Video

Video Falling Gas Prices Hurt Nascent Illinois Hydraulic Fracturing Industry

Falling oil prices are helping consumers purchase cheaper petroleum at the pump. But that’s made hydraulic fracturing or “fracking” less economically viable for the companies in the United States invested in the process. VOA’s Kane Farabaugh reports on one Midwestern town that was hoping to change its fortunes by cashing in on the next big U.S. oil boom.
Video

Video Fighting in Sudan's South Kordofan Fuels Mass Displacement

Heavy fighting in Sudan's South Kordofan state is causing hundreds of thousands to flee into uncertain conditions. Local aid organizations estimate as many as 400,000 civilians have been internally displaced since the conflict began more than three years ago, while another 250,000 have fled across the border to refugee camps in South Sudan. VOA's Adam Bailes reports.
Video

Video Lao Dam Project Runs Into Opposition

A Lao dam project on a section of the Mekong River is drawing opposition from local fishermen, international environmental groups and neighboring countries. VOA's Say Mony visited the region to investigate the concerns. Colin Lovett narrates.
Video

Video A Filmmaker Discovers Her Biracial Identity in "Little White Lie

Lacey Schwartz grew up in an upper middle-class Jewish family, in a town in upstate New York where almost everyone she knew was white. She assumed that she was, as well. Her recent documentary, Little White Lie, tells the story of how she uncovered the secret of her true racial background. VOA’s Carolyn Weaver has more on the film.
Video

Video Deep Under Antarctic Ice Sheet, Life!
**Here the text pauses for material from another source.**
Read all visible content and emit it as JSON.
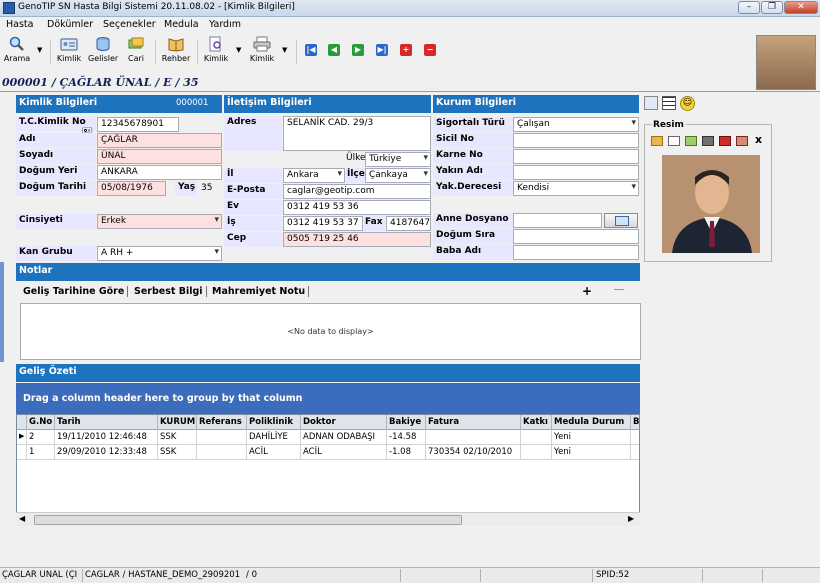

With the end of summer in the Southern hemisphere, the Antarctic research season is over. Scientists from Northern Illinois University are back in their laboratory after a 3-month expedition on the Ross Ice Shelf, the world’s largest floating ice sheet. As VOA’s Rosanne Skirble reports, they hope to find clues to explain the dynamics of the rapidly melting ice and its impact on sea level rise.
Video

Video US-Cuba Normalization Talks Resume Friday

Negotiations aimed at normalizing diplomatic relations between the U.S. and Cuba resume Friday. On the table: lifting a half-century trade embargo and easing banking and travel restrictions. There's opposition in Congress, but some analysts say there may be sufficient political and economic incentives in both nations for a potential breakthrough this year. VOA's Mil Arcega reports.
Video

Video Pakistan's Deadline For SIM Registration Has Cellphone Users Scrambling

Pakistani cell phone users have until midnight Thursday to register their SIM cards, or their service will be cut off. While some privacy experts worry about government intrusion, many Pakistanis are just worried about keeping their phone lines open. VOA Deewa reporter Arshad Muhmand has more from Peshawar.
Video

Video Myanmar Warns Factory Workers to End Strikes

Outside Myanmar's main city Yangon, thousands of workers walked off their jobs earlier this month demanding a doubling of their wages, pay raises after a year and input from labor unions on industrial regulations. Since Friday, the standoff has grown more tense as police moved in to disrupt the sit-ins, resulting in clashes that injured people from both sides. VOA correspondent Steve Herman visited industrial zones which have become a focus of Myanmar's fledgling workers rights movement.
Video

Video Oscar Winners Do More Than Thank the Academy

The Academy Awards presentation is Hollywood’s night to reward the best movies from the previous year. It’s typically a lot of glitter, a lot of thank you’s, a lot of speeches. But many of this year’s speeches carried messages beyond the thank you's. VOA’s Carolyn Presutti takes a look.

All About America

Circumventing Censorship

An Internet Primer for Healthy Web Habits

As surveillance and censoring technologies advance, so, too, do new tools for your computer or mobile device that help protect your privacy and break through Internet censorship.
More